At first, after my brother died, I wanted to hang on to everything that he had ever owned or touched. One day, I found a dusty old backpack in Dan’s room. Rummaging through it, I discovered an ancient toothbrush buried under a pile of photographs and papers. I wanted to treasure it forever. I eventually forced myself to throw away the toothbrush and his battered comb because I realized that the person who made them special to me is with me always – through my memories. For a long time, I pulled out those memories, one at a time, and used them to crawl back into the past. It gave me comfort to recall details of our lives together and helped me feel less lonely. But one horrible day, I realized my memories were fading. It was then that my mother suggested that I make an angel catcher for Dan.
Creating a journal of remembrance is a very personal and private thing. There are no rules for how to use it. The pages don’t need to be filled in any particular order, nor do you have to fill in every entry. Go through it at your own pace, bringing to it your own unique experiences.
The words on each page are designed to trigger your thoughts and feelings. Sometimes they may be negative, for even if we love someone, we don’t always like everything about them! Put it all down. No matter how much energy it takes, force yourself to go deep inside and dig for the buried memories. You can always tear up the pages, cover them with pictures, or paste a sheet of paper over them if you don’t want anyone to see what you have written. Sometimes you may feel like screaming and throwing the book against the wall – that’s okay, too. Expressing yourself freely – no holds barred – will be the key to recovering the memories of your loved one while restoring your sense of peace.

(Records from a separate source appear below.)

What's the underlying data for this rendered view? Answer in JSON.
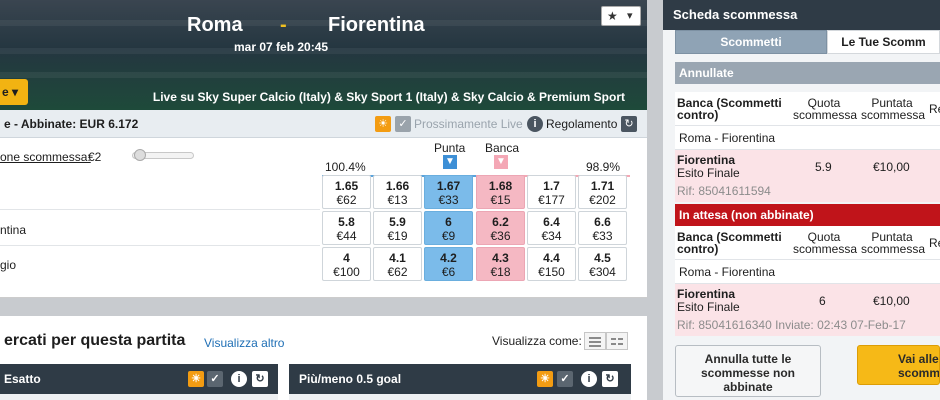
{
  "event": {
    "home": "Roma",
    "separator": "-",
    "away": "Fiorentina",
    "kickoff": "mar 07 feb 20:45",
    "live_tv": "Live su Sky Super Calcio (Italy) & Sky Sport 1 (Italy) & Sky Calcio & Premium Sport",
    "star_icon": "★",
    "dropdown_caret": "▾",
    "left_button": "e ▾"
  },
  "market": {
    "title": "e - Abbinate: EUR 6.172",
    "coming_soon": "Prossimamente Live",
    "rules": "Regolamento",
    "stake_label": "one scommessa:",
    "stake_value": "€2",
    "back_pct": "100.4%",
    "lay_pct": "98.9%",
    "back_label": "Punta",
    "lay_label": "Banca",
    "runners": [
      {
        "name": "",
        "odds": [
          {
            "o": "1.65",
            "m": "€62"
          },
          {
            "o": "1.66",
            "m": "€13"
          },
          {
            "o": "1.67",
            "m": "€33"
          },
          {
            "o": "1.68",
            "m": "€15"
          },
          {
            "o": "1.7",
            "m": "€177"
          },
          {
            "o": "1.71",
            "m": "€202"
          }
        ]
      },
      {
        "name": "ntina",
        "odds": [
          {
            "o": "5.8",
            "m": "€44"
          },
          {
            "o": "5.9",
            "m": "€19"
          },
          {
            "o": "6",
            "m": "€9"
          },
          {
            "o": "6.2",
            "m": "€36"
          },
          {
            "o": "6.4",
            "m": "€34"
          },
          {
            "o": "6.6",
            "m": "€33"
          }
        ]
      },
      {
        "name": "gio",
        "odds": [
          {
            "o": "4",
            "m": "€100"
          },
          {
            "o": "4.1",
            "m": "€62"
          },
          {
            "o": "4.2",
            "m": "€6"
          },
          {
            "o": "4.3",
            "m": "€18"
          },
          {
            "o": "4.4",
            "m": "€150"
          },
          {
            "o": "4.5",
            "m": "€304"
          }
        ]
      }
    ]
  },
  "other_markets": {
    "title": "ercati per questa partita",
    "more_link": "Visualizza altro",
    "view_as": "Visualizza come:",
    "sub1": "Esatto",
    "sub2": "Più/meno 0.5 goal"
  },
  "slip": {
    "title": "Scheda scommessa",
    "tab_bets": "Scommetti",
    "tab_my": "Le Tue Scomm",
    "cancelled": "Annullate",
    "col_lay": "Banca (Scommetti contro)",
    "col_odds": "Quota scommessa",
    "col_stake": "Puntata scommessa",
    "col_re": "Re",
    "match": "Roma - Fiorentina",
    "bet1": {
      "sel": "Fiorentina",
      "mkt": "Esito Finale",
      "odds": "5.9",
      "stake": "€10,00",
      "ref": "Rif: 85041611594"
    },
    "pending": "In attesa (non abbinate)",
    "bet2": {
      "sel": "Fiorentina",
      "mkt": "Esito Finale",
      "odds": "6",
      "stake": "€10,00",
      "ref": "Rif: 85041616340  Inviate: 02:43 07-Feb-17"
    },
    "cancel_all": "Annulla tutte le scommesse non abbinate",
    "go_to": "Vai alle scomme"
  }
}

This is your angel catcher. Use it as your companion on the long journey through the deep sadness of loss into the great joy which comes with recovery. And as you fill the pages of the book, think about your own life. Do you have any regrets? Are you being true to yourself? Are you leading the life of your choice? Reflect on those people you love, who will one day perhaps create a journal for you. Are you letting them know how you fel? Most importantly, are you creating the kind of memories you wish to leave behind? If not, now’s the time to begin.
Amy Eldon Turteltaub
I can’t keep from laughing when I remember
I’m hurting a lot today. I know I need to do something to get through this pain. I could go for a walk, have a massage, call up a friend, eat something delicious, listen to wonderful music, cook a meal for a friend, create something magical, take a child to a film, talk about you, watch a film we shared, call up your friends, look at old pictures, go to our favorite place, cry a little, cry a lot, pray, feel my courage, and know you are near.
When something exciting happens, you are the first person I want to tell.
I Love You
Here’s what I am going to do to show my love for you
I thought anniversaries were meant to be happy. This one is very sad. I am afraid of the pain I may feel on the anniversary of your death.